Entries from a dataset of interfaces

━━━━━━━━

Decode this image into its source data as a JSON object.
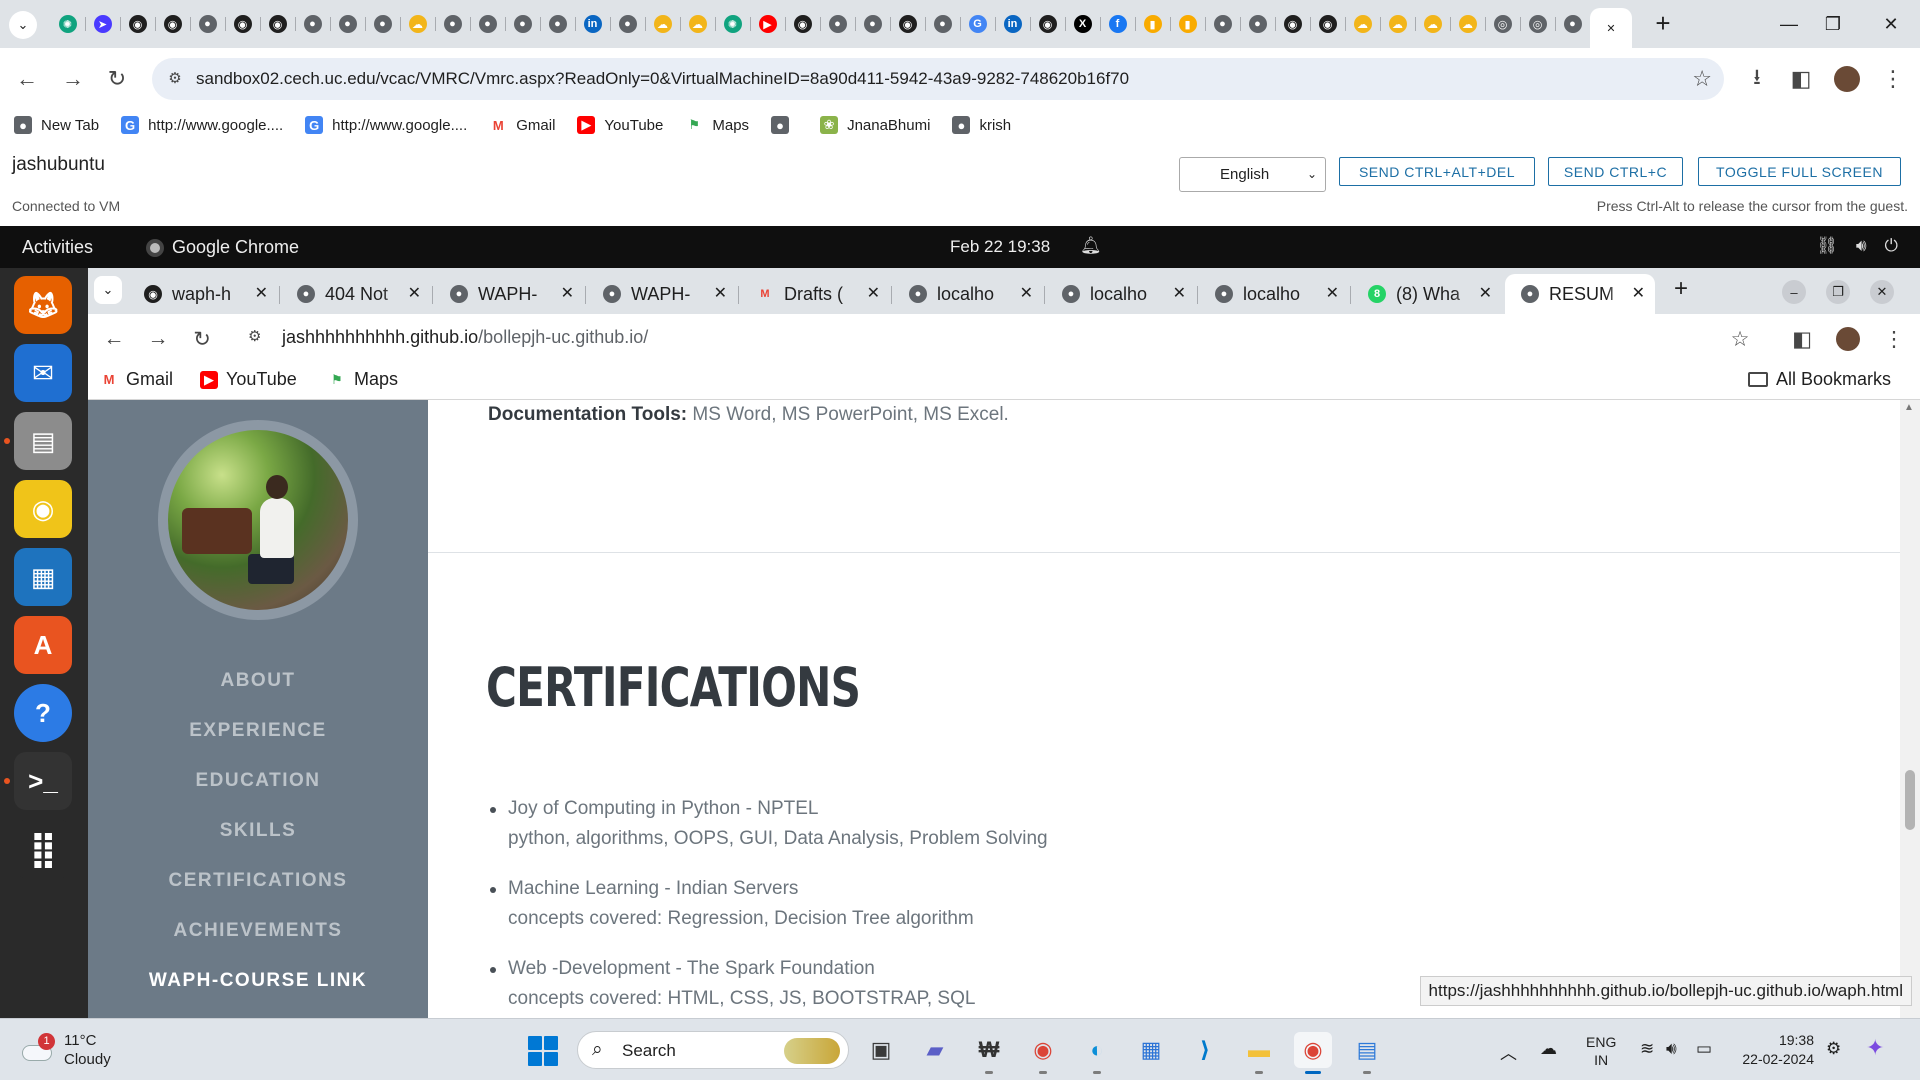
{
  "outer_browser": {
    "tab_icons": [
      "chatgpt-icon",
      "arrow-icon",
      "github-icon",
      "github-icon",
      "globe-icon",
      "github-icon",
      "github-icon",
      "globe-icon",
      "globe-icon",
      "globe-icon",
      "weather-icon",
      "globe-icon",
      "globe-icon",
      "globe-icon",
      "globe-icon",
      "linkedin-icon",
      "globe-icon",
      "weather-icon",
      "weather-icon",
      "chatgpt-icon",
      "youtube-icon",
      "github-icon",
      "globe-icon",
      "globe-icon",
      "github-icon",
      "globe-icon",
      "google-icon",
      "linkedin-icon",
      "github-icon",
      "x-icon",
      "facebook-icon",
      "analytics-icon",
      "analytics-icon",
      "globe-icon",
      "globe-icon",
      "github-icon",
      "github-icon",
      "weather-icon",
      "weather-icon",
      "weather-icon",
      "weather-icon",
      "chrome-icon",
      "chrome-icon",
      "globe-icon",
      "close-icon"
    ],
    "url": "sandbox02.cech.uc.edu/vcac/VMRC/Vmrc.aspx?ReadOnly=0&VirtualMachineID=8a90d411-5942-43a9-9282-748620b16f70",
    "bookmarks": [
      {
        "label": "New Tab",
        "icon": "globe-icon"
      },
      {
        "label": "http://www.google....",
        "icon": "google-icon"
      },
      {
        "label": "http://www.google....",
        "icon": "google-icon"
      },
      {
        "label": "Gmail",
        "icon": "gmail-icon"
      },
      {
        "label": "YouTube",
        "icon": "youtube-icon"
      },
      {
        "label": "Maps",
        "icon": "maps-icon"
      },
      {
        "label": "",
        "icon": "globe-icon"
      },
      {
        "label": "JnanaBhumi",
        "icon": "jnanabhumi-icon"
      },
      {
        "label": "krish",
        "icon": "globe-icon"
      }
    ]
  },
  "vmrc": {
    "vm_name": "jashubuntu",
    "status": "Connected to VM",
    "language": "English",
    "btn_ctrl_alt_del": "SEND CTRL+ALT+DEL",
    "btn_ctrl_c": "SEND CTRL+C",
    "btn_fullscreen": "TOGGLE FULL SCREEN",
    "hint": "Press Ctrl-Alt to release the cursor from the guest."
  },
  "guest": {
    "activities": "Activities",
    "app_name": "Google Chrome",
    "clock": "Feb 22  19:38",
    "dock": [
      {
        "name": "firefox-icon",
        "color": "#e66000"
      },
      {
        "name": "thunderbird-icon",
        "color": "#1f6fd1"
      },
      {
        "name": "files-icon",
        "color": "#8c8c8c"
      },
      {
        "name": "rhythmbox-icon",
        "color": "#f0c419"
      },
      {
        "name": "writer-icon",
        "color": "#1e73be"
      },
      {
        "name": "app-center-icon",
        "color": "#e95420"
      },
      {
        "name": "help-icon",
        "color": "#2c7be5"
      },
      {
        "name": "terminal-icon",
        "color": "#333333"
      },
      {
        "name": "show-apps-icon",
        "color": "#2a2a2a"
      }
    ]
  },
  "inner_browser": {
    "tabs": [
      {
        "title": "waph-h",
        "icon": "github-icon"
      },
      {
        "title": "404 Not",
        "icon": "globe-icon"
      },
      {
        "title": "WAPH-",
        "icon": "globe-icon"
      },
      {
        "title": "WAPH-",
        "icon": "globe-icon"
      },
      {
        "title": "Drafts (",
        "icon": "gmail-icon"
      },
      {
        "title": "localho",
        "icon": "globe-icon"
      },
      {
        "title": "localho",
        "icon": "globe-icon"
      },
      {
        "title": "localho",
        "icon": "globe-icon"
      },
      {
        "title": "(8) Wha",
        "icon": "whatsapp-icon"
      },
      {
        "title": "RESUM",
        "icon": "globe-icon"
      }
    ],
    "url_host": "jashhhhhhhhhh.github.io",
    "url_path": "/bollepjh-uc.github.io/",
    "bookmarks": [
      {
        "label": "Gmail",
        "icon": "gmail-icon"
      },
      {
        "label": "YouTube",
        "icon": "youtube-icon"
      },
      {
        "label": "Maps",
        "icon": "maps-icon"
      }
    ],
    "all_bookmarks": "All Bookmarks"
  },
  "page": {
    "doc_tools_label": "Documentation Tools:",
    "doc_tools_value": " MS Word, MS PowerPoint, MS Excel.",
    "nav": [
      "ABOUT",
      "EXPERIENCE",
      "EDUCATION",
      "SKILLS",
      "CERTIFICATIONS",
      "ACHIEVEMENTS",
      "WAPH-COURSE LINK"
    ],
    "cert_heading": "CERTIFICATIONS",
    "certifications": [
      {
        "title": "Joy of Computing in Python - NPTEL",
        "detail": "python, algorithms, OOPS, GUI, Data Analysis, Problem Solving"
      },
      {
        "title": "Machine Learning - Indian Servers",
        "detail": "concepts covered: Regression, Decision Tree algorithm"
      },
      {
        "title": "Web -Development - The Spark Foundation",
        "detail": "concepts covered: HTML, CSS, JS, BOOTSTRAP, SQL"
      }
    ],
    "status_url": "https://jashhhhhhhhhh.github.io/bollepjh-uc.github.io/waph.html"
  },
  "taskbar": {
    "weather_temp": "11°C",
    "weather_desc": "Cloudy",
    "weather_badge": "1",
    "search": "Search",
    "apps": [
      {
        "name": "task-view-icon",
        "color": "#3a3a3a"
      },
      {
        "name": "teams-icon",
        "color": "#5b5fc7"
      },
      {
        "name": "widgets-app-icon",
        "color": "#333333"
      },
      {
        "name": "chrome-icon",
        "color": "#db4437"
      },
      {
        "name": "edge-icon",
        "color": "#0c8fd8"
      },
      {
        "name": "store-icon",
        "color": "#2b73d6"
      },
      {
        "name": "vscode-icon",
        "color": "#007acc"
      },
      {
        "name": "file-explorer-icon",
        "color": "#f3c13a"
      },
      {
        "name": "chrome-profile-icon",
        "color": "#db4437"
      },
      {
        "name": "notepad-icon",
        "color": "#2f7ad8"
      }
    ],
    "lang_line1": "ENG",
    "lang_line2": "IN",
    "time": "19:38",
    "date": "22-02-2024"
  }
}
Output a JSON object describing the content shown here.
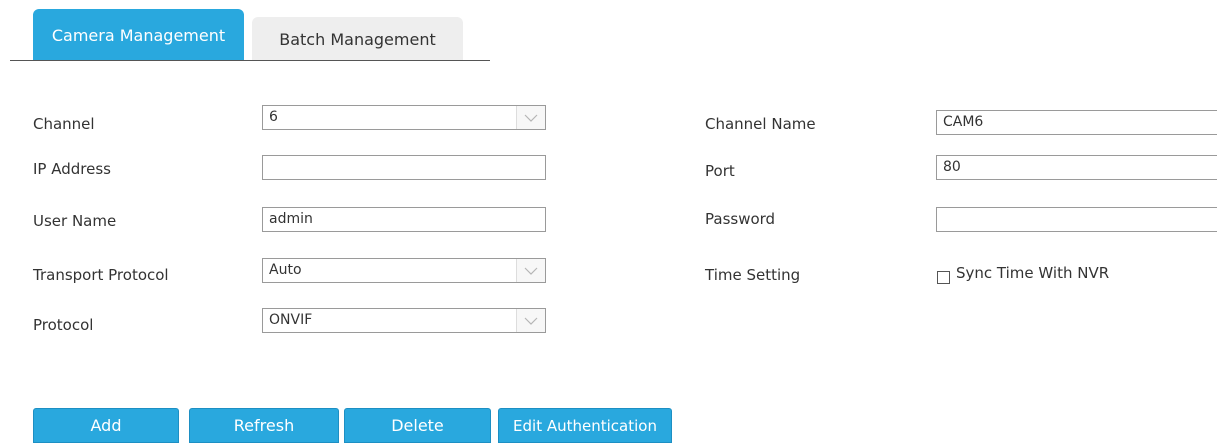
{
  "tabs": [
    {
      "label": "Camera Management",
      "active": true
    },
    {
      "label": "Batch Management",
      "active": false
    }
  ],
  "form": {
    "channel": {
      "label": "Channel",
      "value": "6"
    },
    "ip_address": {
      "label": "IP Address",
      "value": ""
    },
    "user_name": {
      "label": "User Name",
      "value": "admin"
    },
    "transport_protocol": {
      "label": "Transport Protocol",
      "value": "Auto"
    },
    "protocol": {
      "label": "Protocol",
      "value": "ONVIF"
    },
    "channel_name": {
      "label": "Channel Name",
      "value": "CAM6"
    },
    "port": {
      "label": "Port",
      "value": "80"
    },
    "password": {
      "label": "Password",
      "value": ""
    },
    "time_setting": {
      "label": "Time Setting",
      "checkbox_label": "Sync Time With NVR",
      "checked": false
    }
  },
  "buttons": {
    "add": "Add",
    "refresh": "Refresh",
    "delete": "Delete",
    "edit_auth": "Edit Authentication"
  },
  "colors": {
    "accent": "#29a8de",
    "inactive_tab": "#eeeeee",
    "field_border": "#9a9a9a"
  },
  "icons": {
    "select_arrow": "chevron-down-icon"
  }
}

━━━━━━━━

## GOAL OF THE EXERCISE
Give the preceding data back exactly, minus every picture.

## FINISHED EXERCISE
Decode this image into its source data as a JSON object.
{
  "outer_browser": {
    "tab_icons": [
      "chatgpt-icon",
      "arrow-icon",
      "github-icon",
      "github-icon",
      "globe-icon",
      "github-icon",
      "github-icon",
      "globe-icon",
      "globe-icon",
      "globe-icon",
      "weather-icon",
      "globe-icon",
      "globe-icon",
      "globe-icon",
      "globe-icon",
      "linkedin-icon",
      "globe-icon",
      "weather-icon",
      "weather-icon",
      "chatgpt-icon",
      "youtube-icon",
      "github-icon",
      "globe-icon",
      "globe-icon",
      "github-icon",
      "globe-icon",
      "google-icon",
      "linkedin-icon",
      "github-icon",
      "x-icon",
      "facebook-icon",
      "analytics-icon",
      "analytics-icon",
      "globe-icon",
      "globe-icon",
      "github-icon",
      "github-icon",
      "weather-icon",
      "weather-icon",
      "weather-icon",
      "weather-icon",
      "chrome-icon",
      "chrome-icon",
      "globe-icon",
      "close-icon"
    ],
    "url": "sandbox02.cech.uc.edu/vcac/VMRC/Vmrc.aspx?ReadOnly=0&VirtualMachineID=8a90d411-5942-43a9-9282-748620b16f70",
    "bookmarks": [
      {
        "label": "New Tab",
        "icon": "globe-icon"
      },
      {
        "label": "http://www.google....",
        "icon": "google-icon"
      },
      {
        "label": "http://www.google....",
        "icon": "google-icon"
      },
      {
        "label": "Gmail",
        "icon": "gmail-icon"
      },
      {
        "label": "YouTube",
        "icon": "youtube-icon"
      },
      {
        "label": "Maps",
        "icon": "maps-icon"
      },
      {
        "label": "",
        "icon": "globe-icon"
      },
      {
        "label": "JnanaBhumi",
        "icon": "jnanabhumi-icon"
      },
      {
        "label": "krish",
        "icon": "globe-icon"
      }
    ]
  },
  "vmrc": {
    "vm_name": "jashubuntu",
    "status": "Connected to VM",
    "language": "English",
    "btn_ctrl_alt_del": "SEND CTRL+ALT+DEL",
    "btn_ctrl_c": "SEND CTRL+C",
    "btn_fullscreen": "TOGGLE FULL SCREEN",
    "hint": "Press Ctrl-Alt to release the cursor from the guest."
  },
  "guest": {
    "activities": "Activities",
    "app_name": "Google Chrome",
    "clock": "Feb 22  19:38",
    "dock": [
      {
        "name": "firefox-icon",
        "color": "#e66000"
      },
      {
        "name": "thunderbird-icon",
        "color": "#1f6fd1"
      },
      {
        "name": "files-icon",
        "color": "#8c8c8c"
      },
      {
        "name": "rhythmbox-icon",
        "color": "#f0c419"
      },
      {
        "name": "writer-icon",
        "color": "#1e73be"
      },
      {
        "name": "app-center-icon",
        "color": "#e95420"
      },
      {
        "name": "help-icon",
        "color": "#2c7be5"
      },
      {
        "name": "terminal-icon",
        "color": "#333333"
      },
      {
        "name": "show-apps-icon",
        "color": "#2a2a2a"
      }
    ]
  },
  "inner_browser": {
    "tabs": [
      {
        "title": "waph-h",
        "icon": "github-icon"
      },
      {
        "title": "404 Not",
        "icon": "globe-icon"
      },
      {
        "title": "WAPH-",
        "icon": "globe-icon"
      },
      {
        "title": "WAPH-",
        "icon": "globe-icon"
      },
      {
        "title": "Drafts (",
        "icon": "gmail-icon"
      },
      {
        "title": "localho",
        "icon": "globe-icon"
      },
      {
        "title": "localho",
        "icon": "globe-icon"
      },
      {
        "title": "localho",
        "icon": "globe-icon"
      },
      {
        "title": "(8) Wha",
        "icon": "whatsapp-icon"
      },
      {
        "title": "RESUM",
        "icon": "globe-icon"
      }
    ],
    "url_host": "jashhhhhhhhhh.github.io",
    "url_path": "/bollepjh-uc.github.io/",
    "bookmarks": [
      {
        "label": "Gmail",
        "icon": "gmail-icon"
      },
      {
        "label": "YouTube",
        "icon": "youtube-icon"
      },
      {
        "label": "Maps",
        "icon": "maps-icon"
      }
    ],
    "all_bookmarks": "All Bookmarks"
  },
  "page": {
    "doc_tools_label": "Documentation Tools:",
    "doc_tools_value": " MS Word, MS PowerPoint, MS Excel.",
    "nav": [
      "ABOUT",
      "EXPERIENCE",
      "EDUCATION",
      "SKILLS",
      "CERTIFICATIONS",
      "ACHIEVEMENTS",
      "WAPH-COURSE LINK"
    ],
    "cert_heading": "CERTIFICATIONS",
    "certifications": [
      {
        "title": "Joy of Computing in Python - NPTEL",
        "detail": "python, algorithms, OOPS, GUI, Data Analysis, Problem Solving"
      },
      {
        "title": "Machine Learning - Indian Servers",
        "detail": "concepts covered: Regression, Decision Tree algorithm"
      },
      {
        "title": "Web -Development - The Spark Foundation",
        "detail": "concepts covered: HTML, CSS, JS, BOOTSTRAP, SQL"
      }
    ],
    "status_url": "https://jashhhhhhhhhh.github.io/bollepjh-uc.github.io/waph.html"
  },
  "taskbar": {
    "weather_temp": "11°C",
    "weather_desc": "Cloudy",
    "weather_badge": "1",
    "search": "Search",
    "apps": [
      {
        "name": "task-view-icon",
        "color": "#3a3a3a"
      },
      {
        "name": "teams-icon",
        "color": "#5b5fc7"
      },
      {
        "name": "widgets-app-icon",
        "color": "#333333"
      },
      {
        "name": "chrome-icon",
        "color": "#db4437"
      },
      {
        "name": "edge-icon",
        "color": "#0c8fd8"
      },
      {
        "name": "store-icon",
        "color": "#2b73d6"
      },
      {
        "name": "vscode-icon",
        "color": "#007acc"
      },
      {
        "name": "file-explorer-icon",
        "color": "#f3c13a"
      },
      {
        "name": "chrome-profile-icon",
        "color": "#db4437"
      },
      {
        "name": "notepad-icon",
        "color": "#2f7ad8"
      }
    ],
    "lang_line1": "ENG",
    "lang_line2": "IN",
    "time": "19:38",
    "date": "22-02-2024"
  }
}
Output a JSON object describing the content shown here.
{
  "tabs": [
    {
      "label": "Camera Management",
      "active": true
    },
    {
      "label": "Batch Management",
      "active": false
    }
  ],
  "form": {
    "channel": {
      "label": "Channel",
      "value": "6"
    },
    "ip_address": {
      "label": "IP Address",
      "value": ""
    },
    "user_name": {
      "label": "User Name",
      "value": "admin"
    },
    "transport_protocol": {
      "label": "Transport Protocol",
      "value": "Auto"
    },
    "protocol": {
      "label": "Protocol",
      "value": "ONVIF"
    },
    "channel_name": {
      "label": "Channel Name",
      "value": "CAM6"
    },
    "port": {
      "label": "Port",
      "value": "80"
    },
    "password": {
      "label": "Password",
      "value": ""
    },
    "time_setting": {
      "label": "Time Setting",
      "checkbox_label": "Sync Time With NVR",
      "checked": false
    }
  },
  "buttons": {
    "add": "Add",
    "refresh": "Refresh",
    "delete": "Delete",
    "edit_auth": "Edit Authentication"
  },
  "colors": {
    "accent": "#29a8de",
    "inactive_tab": "#eeeeee",
    "field_border": "#9a9a9a"
  },
  "icons": {
    "select_arrow": "chevron-down-icon"
  }
}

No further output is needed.